on September 11, 2019 at 11:42 am
Researchers have developed a technique to make sheep produce new antibodies simply by injecting the DNA building blocks. The study in animals with a similar size as humans brings us a step closer to the clinical use of antibody gene therapy.
Electric eel produces highest voltage discharge of any known animal
on September 10, 2019 at 5:43 pm
South American rivers are home to at least three different species of electric eels, including a newly identified species capable of generating a greater electrical discharge than any other known animal, according to a new analysis of 107 fish collected in Brazil, French Guiana, Guyana and Suriname in recent years.
How salamanders harness limb regeneration to buffer selves from climate change
on September 10, 2019 at 5:43 pm
Researchers have shown for the first time that salamanders inhabiting the Southern Appalachian Mountains use temperature rather than humidity as the best cue to anticipate changes in their environment.
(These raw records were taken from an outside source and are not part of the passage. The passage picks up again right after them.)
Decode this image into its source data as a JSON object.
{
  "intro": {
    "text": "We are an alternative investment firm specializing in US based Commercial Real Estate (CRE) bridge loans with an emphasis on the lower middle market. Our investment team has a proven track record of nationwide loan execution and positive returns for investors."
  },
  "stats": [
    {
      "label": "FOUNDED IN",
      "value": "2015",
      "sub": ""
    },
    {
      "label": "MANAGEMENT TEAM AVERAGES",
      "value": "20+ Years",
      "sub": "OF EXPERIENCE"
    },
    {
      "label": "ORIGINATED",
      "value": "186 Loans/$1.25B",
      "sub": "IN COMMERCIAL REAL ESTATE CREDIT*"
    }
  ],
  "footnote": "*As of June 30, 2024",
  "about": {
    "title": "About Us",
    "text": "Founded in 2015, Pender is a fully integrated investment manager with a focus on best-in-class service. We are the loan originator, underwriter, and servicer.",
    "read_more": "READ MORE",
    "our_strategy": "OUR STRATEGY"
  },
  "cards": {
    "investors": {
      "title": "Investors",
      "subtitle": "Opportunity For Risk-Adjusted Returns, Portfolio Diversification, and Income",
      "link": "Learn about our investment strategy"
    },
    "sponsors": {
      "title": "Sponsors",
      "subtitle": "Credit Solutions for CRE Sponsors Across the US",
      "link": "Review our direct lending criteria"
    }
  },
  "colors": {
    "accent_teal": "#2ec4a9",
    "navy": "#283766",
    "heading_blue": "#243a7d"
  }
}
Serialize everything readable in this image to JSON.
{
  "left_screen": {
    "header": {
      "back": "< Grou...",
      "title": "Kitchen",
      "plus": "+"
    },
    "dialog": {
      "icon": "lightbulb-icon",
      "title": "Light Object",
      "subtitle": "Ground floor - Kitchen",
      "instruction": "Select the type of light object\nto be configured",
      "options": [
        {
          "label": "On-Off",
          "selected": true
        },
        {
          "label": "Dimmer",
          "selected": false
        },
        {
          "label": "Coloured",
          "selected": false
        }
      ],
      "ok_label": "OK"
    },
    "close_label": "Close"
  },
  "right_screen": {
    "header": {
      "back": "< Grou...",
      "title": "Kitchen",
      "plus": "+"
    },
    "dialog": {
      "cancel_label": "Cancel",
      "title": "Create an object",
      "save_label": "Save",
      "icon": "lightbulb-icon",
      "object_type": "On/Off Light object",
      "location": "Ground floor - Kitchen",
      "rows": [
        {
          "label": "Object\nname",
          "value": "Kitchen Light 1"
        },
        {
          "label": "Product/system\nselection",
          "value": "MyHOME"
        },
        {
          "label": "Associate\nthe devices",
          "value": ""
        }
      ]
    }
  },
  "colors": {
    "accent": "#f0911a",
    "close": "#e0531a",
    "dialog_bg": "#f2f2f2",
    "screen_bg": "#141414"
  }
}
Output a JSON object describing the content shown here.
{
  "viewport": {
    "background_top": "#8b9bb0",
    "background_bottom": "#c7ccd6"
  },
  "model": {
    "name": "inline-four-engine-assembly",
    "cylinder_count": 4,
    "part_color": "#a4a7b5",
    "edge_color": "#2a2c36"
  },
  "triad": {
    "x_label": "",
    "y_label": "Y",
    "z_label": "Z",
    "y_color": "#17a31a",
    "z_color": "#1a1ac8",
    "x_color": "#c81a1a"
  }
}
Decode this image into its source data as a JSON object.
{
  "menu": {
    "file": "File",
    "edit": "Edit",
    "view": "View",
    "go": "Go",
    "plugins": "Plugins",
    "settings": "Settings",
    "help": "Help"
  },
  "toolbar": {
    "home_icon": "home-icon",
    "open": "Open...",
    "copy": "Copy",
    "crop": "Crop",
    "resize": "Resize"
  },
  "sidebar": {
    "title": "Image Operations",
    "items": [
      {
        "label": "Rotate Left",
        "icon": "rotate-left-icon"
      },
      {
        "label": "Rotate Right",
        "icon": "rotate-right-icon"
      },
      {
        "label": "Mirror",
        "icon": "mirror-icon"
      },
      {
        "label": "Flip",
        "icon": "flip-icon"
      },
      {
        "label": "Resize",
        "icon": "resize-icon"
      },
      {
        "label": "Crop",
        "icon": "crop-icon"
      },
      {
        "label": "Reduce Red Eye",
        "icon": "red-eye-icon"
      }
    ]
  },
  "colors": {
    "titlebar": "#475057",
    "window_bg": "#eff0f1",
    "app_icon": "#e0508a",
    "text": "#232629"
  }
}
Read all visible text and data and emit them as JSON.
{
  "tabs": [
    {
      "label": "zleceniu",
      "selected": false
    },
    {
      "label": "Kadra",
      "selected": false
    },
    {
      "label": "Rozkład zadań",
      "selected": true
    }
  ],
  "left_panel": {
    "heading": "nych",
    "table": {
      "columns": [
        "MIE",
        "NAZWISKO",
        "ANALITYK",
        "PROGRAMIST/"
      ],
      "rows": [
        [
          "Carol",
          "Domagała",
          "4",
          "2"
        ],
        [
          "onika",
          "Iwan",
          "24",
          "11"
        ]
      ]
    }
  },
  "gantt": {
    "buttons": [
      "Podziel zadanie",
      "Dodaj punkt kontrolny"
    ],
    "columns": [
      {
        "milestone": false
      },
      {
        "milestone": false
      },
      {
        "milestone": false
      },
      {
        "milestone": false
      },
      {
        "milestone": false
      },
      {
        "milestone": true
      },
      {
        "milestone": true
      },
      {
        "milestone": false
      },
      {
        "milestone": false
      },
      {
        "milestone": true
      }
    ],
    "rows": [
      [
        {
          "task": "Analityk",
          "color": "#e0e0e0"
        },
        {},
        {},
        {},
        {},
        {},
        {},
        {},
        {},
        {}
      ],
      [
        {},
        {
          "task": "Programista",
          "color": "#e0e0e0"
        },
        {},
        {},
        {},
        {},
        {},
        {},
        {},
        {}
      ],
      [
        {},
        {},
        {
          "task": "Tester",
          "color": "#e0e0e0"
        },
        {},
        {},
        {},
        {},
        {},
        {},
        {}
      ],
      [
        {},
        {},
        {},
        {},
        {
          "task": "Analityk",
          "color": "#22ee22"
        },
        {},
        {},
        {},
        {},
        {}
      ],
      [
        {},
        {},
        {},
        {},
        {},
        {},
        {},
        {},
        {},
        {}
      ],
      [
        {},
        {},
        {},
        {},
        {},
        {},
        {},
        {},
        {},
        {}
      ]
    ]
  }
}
Significantly, they observed that these salamanders actually harness their unique ability to regenerate limbs to rapidly minimize the impact of hot temperatures. The findings may have implications for other animals and even plants.
Male honeybees inject queens with blinding toxins during sex
on September 10, 2019 at 12:00 pm
They say love is blind, but if you're a queen honeybee it could mean true loss of sight. New research finds male honeybees inject toxins during sex that cause temporary blindness.
Acute periodontal disease bacteria love colon and dirt microbes
on September 9, 2019 at 9:08 pm
Mythbuster: The idea that bacterial collaborations within microbiomes, like in the mouth, have evolved to be generous and exclusive very much appears to be wrong. In an extensive experiment, lavish collaborations ensued between random microbes. And some bacteria from the same microbiome were stingy with one another.
Birds string together meaningless sounds to make 'words'
on September 9, 2019 at 8:01 pm
A new study sheds light on whether animal vocalizations, like human words, are constructed from smaller building blocks. By analyzing calls of the Australian chestnut-crowned babbler, the researchers have for the first time identified the meaning-generating building blocks of a non-human communication system.
Realistic robots get under Galápagos lizards' skin
on September 5, 2019 at 1:37 am
Male lava lizards are sensitive to the timing of their opponents' responses during contest displays, with quicker responses being perceived as more aggressive, a study suggests.
Squirrels listen in to birds' conversations as signal of safety
on September 4, 2019 at 6:13 pm
Grey squirrels eavesdrop on the chatter between nearby songbirds as a sign of safety.
Super shrimp could increase yield and prevent human disease
on September 4, 2019 at 5:06 pm
Single-sex prawns could help alleviate poverty, reduce disease and protect the environment, according to researchers v who have developed a monosex prawn that may make this winning trifecta possible.
Ancient animal species: Fossils dating back 550 million years among first animal trails
on September 4, 2019 at 5:06 pm
A geoscientist calls the unearthed fossils, including the bodies and trails left by an ancient animal species, the most convincing sign of ancient animal mobility, dating back about 550 million years.
T. Rex had an air conditioner in its head, study suggests
on September 4, 2019 at 4:53 pm
Tyrannosaurus rex, one of the largest meat-eating dinosaurs on the planet, had an air conditioner in its head, suggest scientists who are challenging over a century of previous beliefs.
Cone snail's strike is one of the quickest in the animal kingdom
on August 30, 2019 at 1:21 pm
With the use of ultra-high-speed videography, biologists have shed light on the hunting mechanism of the cone snail Conus catus. The researchers identified the snail's hydraulically propelled feeding structure as the quickest movement among mollusks by an order of magnitude.
Crows consciously control their calls
on August 27, 2019 at 6:57 pm
Crows can voluntarily control the release and onset of their calls, suggesting that songbird vocalizations are under cognitive control.